|Robert Bentley and Rebekah Mason|
Meanwhile, State Rep. Ed Henry (R-Hartselle) today outlined articles of impeachment against Bentley. Henry said he hopes to have a vote on his resolution next week.
As fort he federal investigation, other members of the Bentley administration and campaign team could face charges, attorney Donald Watkins reports on his Facebook page, but the probe is expected to focus on the governor and his advisor/mistress. The investigation is under the direction of the U.S. Justice Department's Public Integrity Section, based in Washington, D.C., Watkins reports:
Our Facebook news team has confirmed this afternoon that federal prosecutors in Washington are expected to bring public corruption charges against Governor Robert Bentley and his mistress/political consultant, Rebekah Mason. Other gubernatorial and campaign staffers may be charged as well.
The focus of the federal probe is on Bentley and Mason, and it is intense. Mason’s involvement in the corruption scheme was more extensive than what has been publicly reported.
As for Bentley's efforts to sic law enforcement on Watkins and me in retaliation for our accurate reporting about his affair with Mason, that also was more extensive than has been publicly reported. Writes Watkins:
In violation of federal laws, the governor also ordered state law enforcement officials to use the federal National Crime Information Center (NCIC) and the Law Enforcement Tactical System (LETS), as well as data banks of other state and federal regulatory agencies, to find any incriminating evidence that might be used against Legal Schnauzer blogger Roger Alan Shuler and me. Accessing the national criminal databases for the purpose of retaliating against the governor’s critics and political adversaries is a federal offense.
Earlier reports indicated former Alabama Law Enforcement Agency (ALEA) chief Spencer Collier refused to carry out Bentley's order to seek dirt via the NCIC and LETS. But Watkins reports that Bentley went beyond seeking criminal data, and that raises this question: Did Bentley find someone to carry out his unlawful mission against Watkins and me, and if so, who was it?
Prosecutors apparently do not expect the Bentley/Mason case to be particularly challenging. Writes Watkins:
Prosecutors have determined that they do not need the assistance or cooperation of Rebekah Mason in bringing the expected criminal charges. They have determined that the Bentley-Mason public corruption was widespread, ingrained, and fairly open. Staffers who tried to reign in this corruption were chastised by the governor and, in some cases, fired and later smeared.
Bentley appears to be in an unstable state of mind, and that could lead prosecutors to turn to an unusual tactic:
This morning, Bentley announced that he has asked God to forgive him. He again asked the people of Alabama to forgive him. Bentley did not specify why he needed forgiveness.
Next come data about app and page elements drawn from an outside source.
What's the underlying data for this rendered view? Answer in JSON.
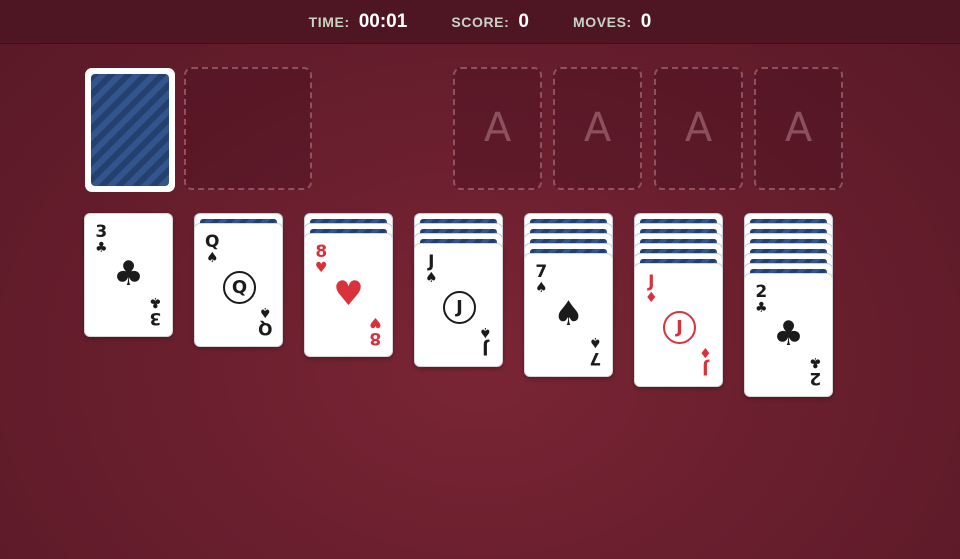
{
  "header": {
    "time_label": "TIME:",
    "time_value": "00:01",
    "score_label": "SCORE:",
    "score_value": "0",
    "moves_label": "MOVES:",
    "moves_value": "0"
  },
  "foundations": [
    {
      "placeholder": "A"
    },
    {
      "placeholder": "A"
    },
    {
      "placeholder": "A"
    },
    {
      "placeholder": "A"
    }
  ],
  "stock": {
    "face_down": true
  },
  "waste": {
    "cards": []
  },
  "tableau": [
    {
      "hidden_count": 0,
      "top": {
        "rank": "3",
        "suit": "♣",
        "color": "black",
        "face": false
      }
    },
    {
      "hidden_count": 1,
      "top": {
        "rank": "Q",
        "suit": "♠",
        "color": "black",
        "face": true
      }
    },
    {
      "hidden_count": 2,
      "top": {
        "rank": "8",
        "suit": "♥",
        "color": "red",
        "face": false
      }
    },
    {
      "hidden_count": 3,
      "top": {
        "rank": "J",
        "suit": "♠",
        "color": "black",
        "face": true
      }
    },
    {
      "hidden_count": 4,
      "top": {
        "rank": "7",
        "suit": "♠",
        "color": "black",
        "face": false
      }
    },
    {
      "hidden_count": 5,
      "top": {
        "rank": "J",
        "suit": "♦",
        "color": "red",
        "face": true
      }
    },
    {
      "hidden_count": 6,
      "top": {
        "rank": "2",
        "suit": "♣",
        "color": "black",
        "face": false
      }
    }
  ],
  "colors": {
    "table": "#6a1f2e",
    "topbar": "#4e1522",
    "card_back": "#24406f",
    "red_suit": "#d8323c",
    "black_suit": "#1b1b1b"
  }
}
Federal prosecutors, however, are not expected to forgive the governor.
Despite a mountain of evidence that Bentley personally directed or approved specific acts of public corruption, the governor has refused to resign. Individuals with close contact with the governor say that Bentley is erratic, delusional, and paranoid at this juncture. For this reason, federal prosecutors are considering expediting the initiation of the criminal justice process by filing of a prosecutor’s “complaint,” as opposed to using the longer and more standard criminal indictment process.
Our news team was not able to confirm when the criminal charges against Bentley and Mason will be filed.